    Like

  8. its hard to compare just one year to the next on a small scale. the woodland trust also has a mssive data collecting scheme which includes some insects to map seasonal changes. all ecordings are useful. we have seen fewer ladybirds(Buglife want records of sightings),slightly less mason bees, a good number of miner bees have moved in. wasps aplenty, honeybees are struggling against illness- my girls have been flinging out short-winged virus affected bees as they cant fly.Bumbles are plentiful but only 2 species present, sometimes many more. Butterflies: no blues, meadow browns up, no painted ladies. few red admirals.Keep providing varied food and caterpiller food plants everyone plus water sources(soaked compost is good).intersperse food plants with natives.leave some long grass and docks too for moth larvae(which are much fewer these days too.)

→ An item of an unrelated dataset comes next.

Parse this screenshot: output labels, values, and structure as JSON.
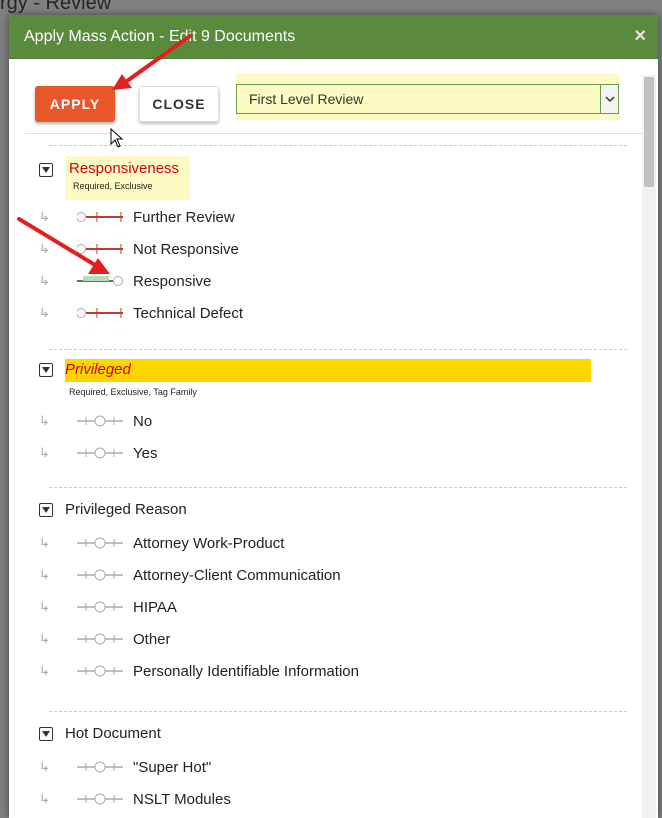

    Like

  9. Dave Hunter says:

    Our company touches 8,000 gardeners across North America with raising mason bees. I believe due to much of the NE’s horribly long winter, most of the solitary spring bees may have perished due to starvation. They’d emerge with any warmth and then not have the pollen/nectar load necessary for their nesting needs.

    Thank goodness we’re teaching people how to take care of the hole-nesting bees. Having them in the refrigerator over the winter has their metabolism lower, which allows them to be released later in the spring.

    In the NW, SE, and SW, no such issues. This was a banner year for mason bees in the NW.

    It’s a tough world being a bee… We do a lot of harm to our wonderful pollinators.

    Like

Leave a Reply

Fill in your details below or click an icon to log in:

WordPress.com Logo

You are commenting using your WordPress.com account. Log Out / Change )

Twitter picture

You are commenting using your Twitter account. Log Out / Change )

Facebook photo

You are commenting using your Facebook account. Log Out / Change )

Google+ photo

You are commenting using your Google+ account. Log Out / Change )

Connecting to %s